[Dataset rows for apps and sites]
....
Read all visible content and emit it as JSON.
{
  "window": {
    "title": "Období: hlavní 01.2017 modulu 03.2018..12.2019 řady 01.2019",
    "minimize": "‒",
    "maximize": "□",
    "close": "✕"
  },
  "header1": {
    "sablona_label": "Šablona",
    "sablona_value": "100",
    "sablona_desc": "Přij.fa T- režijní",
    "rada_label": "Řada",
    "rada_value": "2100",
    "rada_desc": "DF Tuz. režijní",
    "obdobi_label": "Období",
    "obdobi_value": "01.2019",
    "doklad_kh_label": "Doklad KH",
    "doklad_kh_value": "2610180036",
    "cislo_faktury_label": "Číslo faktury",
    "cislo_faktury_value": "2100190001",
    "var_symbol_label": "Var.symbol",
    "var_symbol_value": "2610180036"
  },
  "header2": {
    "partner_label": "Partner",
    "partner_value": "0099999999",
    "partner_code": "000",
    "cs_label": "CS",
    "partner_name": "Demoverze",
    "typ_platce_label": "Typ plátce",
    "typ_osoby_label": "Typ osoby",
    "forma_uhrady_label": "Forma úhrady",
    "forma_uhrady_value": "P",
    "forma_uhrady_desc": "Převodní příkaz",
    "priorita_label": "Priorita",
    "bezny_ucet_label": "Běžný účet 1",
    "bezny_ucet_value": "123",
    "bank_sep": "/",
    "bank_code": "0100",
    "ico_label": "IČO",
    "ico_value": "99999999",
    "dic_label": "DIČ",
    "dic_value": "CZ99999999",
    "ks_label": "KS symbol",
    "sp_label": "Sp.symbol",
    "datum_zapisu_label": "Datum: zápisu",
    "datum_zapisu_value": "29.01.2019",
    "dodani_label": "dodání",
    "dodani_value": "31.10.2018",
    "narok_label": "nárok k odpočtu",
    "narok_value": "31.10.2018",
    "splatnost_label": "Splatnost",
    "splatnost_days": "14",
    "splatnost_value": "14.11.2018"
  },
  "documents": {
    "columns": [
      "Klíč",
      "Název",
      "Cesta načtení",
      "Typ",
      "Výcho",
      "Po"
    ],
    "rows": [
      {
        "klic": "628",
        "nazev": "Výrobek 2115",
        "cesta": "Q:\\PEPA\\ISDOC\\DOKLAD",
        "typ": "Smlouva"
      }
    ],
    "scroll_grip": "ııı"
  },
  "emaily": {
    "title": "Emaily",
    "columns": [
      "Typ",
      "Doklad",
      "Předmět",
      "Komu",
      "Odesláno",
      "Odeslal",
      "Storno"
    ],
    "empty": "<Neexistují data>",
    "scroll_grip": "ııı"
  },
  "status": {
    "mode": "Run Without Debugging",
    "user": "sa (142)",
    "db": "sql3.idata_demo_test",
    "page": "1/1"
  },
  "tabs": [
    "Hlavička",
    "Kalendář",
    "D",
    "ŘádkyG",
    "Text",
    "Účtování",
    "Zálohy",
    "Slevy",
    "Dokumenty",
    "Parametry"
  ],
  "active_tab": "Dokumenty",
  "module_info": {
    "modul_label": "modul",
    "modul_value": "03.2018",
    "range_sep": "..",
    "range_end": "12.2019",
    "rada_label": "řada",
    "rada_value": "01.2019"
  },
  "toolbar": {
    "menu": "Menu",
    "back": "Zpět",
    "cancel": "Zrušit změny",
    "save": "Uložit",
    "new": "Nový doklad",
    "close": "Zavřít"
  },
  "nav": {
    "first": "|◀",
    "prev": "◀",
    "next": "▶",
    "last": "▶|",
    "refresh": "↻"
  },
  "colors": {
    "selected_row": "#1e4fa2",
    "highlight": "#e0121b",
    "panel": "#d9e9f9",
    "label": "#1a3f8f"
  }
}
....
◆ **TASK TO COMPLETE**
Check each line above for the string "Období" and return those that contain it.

◆ **WRITTEN SOLUTION**
    "title": "Období: hlavní 01.2017 modulu 03.2018..12.2019 řady 01.2019",
    "obdobi_label": "Období",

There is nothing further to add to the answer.